J. Chambers

I don't read a lot of Christian fiction, preferring nonfiction most of the time, but the storyline piqued my interest with its reference to C.S. Lewis's The Screwtape Letters. But unlike The Screwtape Letters, which is satirical and quite humorous at times, author Donna Lane's story is about a troubled young lady journalist who's presented with the opportunity of a lifetime - to interview an all-powerful but shadowy business magnate who's never allowed an interview before. But Sarah Jacobson brought a lot of emotional baggage to the interview, unable to forget the horrors of her turbulent childhood, with an abusive, psychotic father and a mother who turned a blind eye to his brutality. Somehow the man she's interviewing seemed to know about her past, but that's impossible. Or is it?
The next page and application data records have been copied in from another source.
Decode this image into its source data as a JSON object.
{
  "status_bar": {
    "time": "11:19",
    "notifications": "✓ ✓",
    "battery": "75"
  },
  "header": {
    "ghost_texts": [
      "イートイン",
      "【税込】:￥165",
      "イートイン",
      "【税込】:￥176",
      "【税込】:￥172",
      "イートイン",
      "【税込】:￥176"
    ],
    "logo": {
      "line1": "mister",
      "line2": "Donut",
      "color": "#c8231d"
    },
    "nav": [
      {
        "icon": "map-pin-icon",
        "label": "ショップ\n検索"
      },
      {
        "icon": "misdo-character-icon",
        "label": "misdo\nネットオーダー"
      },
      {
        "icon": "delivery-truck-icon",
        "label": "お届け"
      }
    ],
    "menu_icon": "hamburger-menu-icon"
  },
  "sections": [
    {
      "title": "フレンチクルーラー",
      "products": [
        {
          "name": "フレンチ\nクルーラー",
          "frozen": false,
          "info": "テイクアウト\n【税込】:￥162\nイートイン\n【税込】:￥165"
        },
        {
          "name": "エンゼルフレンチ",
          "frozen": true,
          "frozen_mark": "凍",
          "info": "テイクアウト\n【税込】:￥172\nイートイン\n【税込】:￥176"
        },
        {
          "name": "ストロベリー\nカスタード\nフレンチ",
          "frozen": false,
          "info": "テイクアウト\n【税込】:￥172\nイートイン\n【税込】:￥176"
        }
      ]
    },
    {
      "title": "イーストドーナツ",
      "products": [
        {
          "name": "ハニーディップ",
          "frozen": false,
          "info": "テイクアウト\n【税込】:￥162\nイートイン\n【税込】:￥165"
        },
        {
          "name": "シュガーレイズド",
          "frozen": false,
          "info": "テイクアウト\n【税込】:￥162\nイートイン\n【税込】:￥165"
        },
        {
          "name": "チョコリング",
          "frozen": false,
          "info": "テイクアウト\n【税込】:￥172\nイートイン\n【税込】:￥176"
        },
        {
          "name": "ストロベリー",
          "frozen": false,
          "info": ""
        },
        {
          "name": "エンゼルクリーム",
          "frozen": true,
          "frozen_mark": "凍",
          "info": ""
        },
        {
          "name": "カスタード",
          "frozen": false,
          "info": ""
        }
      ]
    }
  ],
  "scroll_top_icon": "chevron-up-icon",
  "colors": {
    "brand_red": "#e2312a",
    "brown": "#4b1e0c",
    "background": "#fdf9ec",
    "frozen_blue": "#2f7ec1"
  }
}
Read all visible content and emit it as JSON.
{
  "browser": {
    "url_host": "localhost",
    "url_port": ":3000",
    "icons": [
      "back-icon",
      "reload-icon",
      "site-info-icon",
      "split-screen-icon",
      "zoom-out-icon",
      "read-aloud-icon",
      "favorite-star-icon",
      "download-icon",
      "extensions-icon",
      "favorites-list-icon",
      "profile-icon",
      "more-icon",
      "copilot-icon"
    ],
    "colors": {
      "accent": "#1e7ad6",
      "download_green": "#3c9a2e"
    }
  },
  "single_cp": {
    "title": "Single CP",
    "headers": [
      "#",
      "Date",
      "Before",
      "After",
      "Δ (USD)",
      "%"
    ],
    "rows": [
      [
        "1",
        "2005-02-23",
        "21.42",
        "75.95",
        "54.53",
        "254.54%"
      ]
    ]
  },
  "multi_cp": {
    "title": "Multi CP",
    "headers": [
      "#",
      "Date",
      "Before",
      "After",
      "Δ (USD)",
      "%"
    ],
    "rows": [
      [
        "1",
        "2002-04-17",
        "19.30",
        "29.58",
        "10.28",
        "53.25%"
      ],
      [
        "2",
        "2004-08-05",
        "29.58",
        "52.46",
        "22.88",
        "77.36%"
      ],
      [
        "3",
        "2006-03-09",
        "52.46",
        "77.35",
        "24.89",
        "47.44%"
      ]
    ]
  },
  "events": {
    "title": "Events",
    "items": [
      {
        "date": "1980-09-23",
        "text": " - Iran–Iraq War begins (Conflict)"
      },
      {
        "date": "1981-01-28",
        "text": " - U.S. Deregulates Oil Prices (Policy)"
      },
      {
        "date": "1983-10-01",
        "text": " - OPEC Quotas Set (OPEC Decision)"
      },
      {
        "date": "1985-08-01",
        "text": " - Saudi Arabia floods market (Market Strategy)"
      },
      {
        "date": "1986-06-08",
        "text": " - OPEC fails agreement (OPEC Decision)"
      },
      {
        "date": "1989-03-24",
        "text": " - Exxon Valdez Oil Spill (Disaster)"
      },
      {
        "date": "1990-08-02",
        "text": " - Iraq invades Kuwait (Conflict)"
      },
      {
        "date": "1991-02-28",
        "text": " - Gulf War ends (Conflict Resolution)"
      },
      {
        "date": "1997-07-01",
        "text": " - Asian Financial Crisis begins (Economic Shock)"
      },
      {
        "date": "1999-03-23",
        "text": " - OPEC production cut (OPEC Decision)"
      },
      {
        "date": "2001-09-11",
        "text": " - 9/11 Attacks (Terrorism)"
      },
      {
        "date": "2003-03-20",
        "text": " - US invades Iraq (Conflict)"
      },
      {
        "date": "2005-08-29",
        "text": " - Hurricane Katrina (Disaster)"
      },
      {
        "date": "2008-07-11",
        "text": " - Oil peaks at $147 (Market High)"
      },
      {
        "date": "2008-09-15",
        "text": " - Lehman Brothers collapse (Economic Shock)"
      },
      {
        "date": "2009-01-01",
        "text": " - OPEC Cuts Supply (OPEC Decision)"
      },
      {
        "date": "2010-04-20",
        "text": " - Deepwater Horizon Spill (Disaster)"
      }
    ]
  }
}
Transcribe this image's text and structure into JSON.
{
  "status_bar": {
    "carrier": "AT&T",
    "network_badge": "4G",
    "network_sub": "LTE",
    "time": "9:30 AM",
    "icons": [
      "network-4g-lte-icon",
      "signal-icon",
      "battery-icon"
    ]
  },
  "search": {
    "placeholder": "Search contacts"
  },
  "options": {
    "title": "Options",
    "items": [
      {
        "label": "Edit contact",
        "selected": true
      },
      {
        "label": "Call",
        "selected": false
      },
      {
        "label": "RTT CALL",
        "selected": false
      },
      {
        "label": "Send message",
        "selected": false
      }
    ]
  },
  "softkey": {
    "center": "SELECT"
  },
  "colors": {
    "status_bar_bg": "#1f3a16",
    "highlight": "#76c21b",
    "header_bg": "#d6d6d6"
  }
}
As the interview progressed, Sarah gradually realized that she was the one being interviewed, and that the man across the table was a narcissistic, angry individual whose rage boiled just under the surface behind a misleadingly pleasant façade. Two other characters were introduced during the interview: a weasely looking fellow who worked for the big man, and Josh, the quiet caterer who befriended Sarah.

I can't say much more about the book without revealing spoilers, but suffice to say that it's a very engaging allegorical story about good confronting evil, and resisting the temptations of Satan. The story is told as a first person threaded narrative with Sarah's childhood and early years as a backstory told in flashbacks.

One last thing: when I read fiction, I often try to imagine who would play the various characters in the movie version. For the powerful man being interviewed, I see Jeremy Irons as he played Claus von Bülow in Reversal of Fortune. I can also see Christopher Plummer in the role. For journalist Sarah Jacobson, it's either Holly Hunter or Scarlett Johansson, take your pick. For Josh, I would go with Edward Norton, and for Weasel, it's longtime character actor Steve Buscemi. (All actors assumed to be in their prime.)

Debbi Baker

I really enjoy stories told through allegory and this one did not disappoint. The story is compelling and stirs your compassion and sense of wonder, while stimulating your thoughts. I'm glad to have read it! I was engaged by this contemporary telling as I was through the The Screwtape Letters. The Interview story is very practical and revealing, in that it shows the tactics our enemy uses against us. When you see the tricks and traps employed by characters in the stories, you may just see the similarity to those used against you in your own life and learn to resist the temptations to align with our adversary to our own harm. Fore warned is fore armed. Another character, the Caterer, shows a different perspective and how powerful a position it is when we live our freedom through choice. He is charming and invites us to choose to love deeply and in so doing enjoy life.

W. Flaherty

A riveting, spiritual game of Tug-of-War. How can you go from an embedded fear of past experiences confidently into the future? One of the ways to get strong again is to be set free. ~Sarah is a courageous warrior.

Cindy Peralta

Brilliant in the manner of C. S. Lewis. The Interview is so well written, so clever and so insightful into the lies of Satan, and the fruit of those lies in humanity. Followed by the hope of redemption and love through truth.

Takashi Todoroki

I loved this book, it has helped me in my own spiritual path so much. I hope the author writes more so I can continue to learn from and connect with the characters.

Melanie Flora

Quite a page turner! Full of intrigue...held my interest throughout. I highly recommend this book!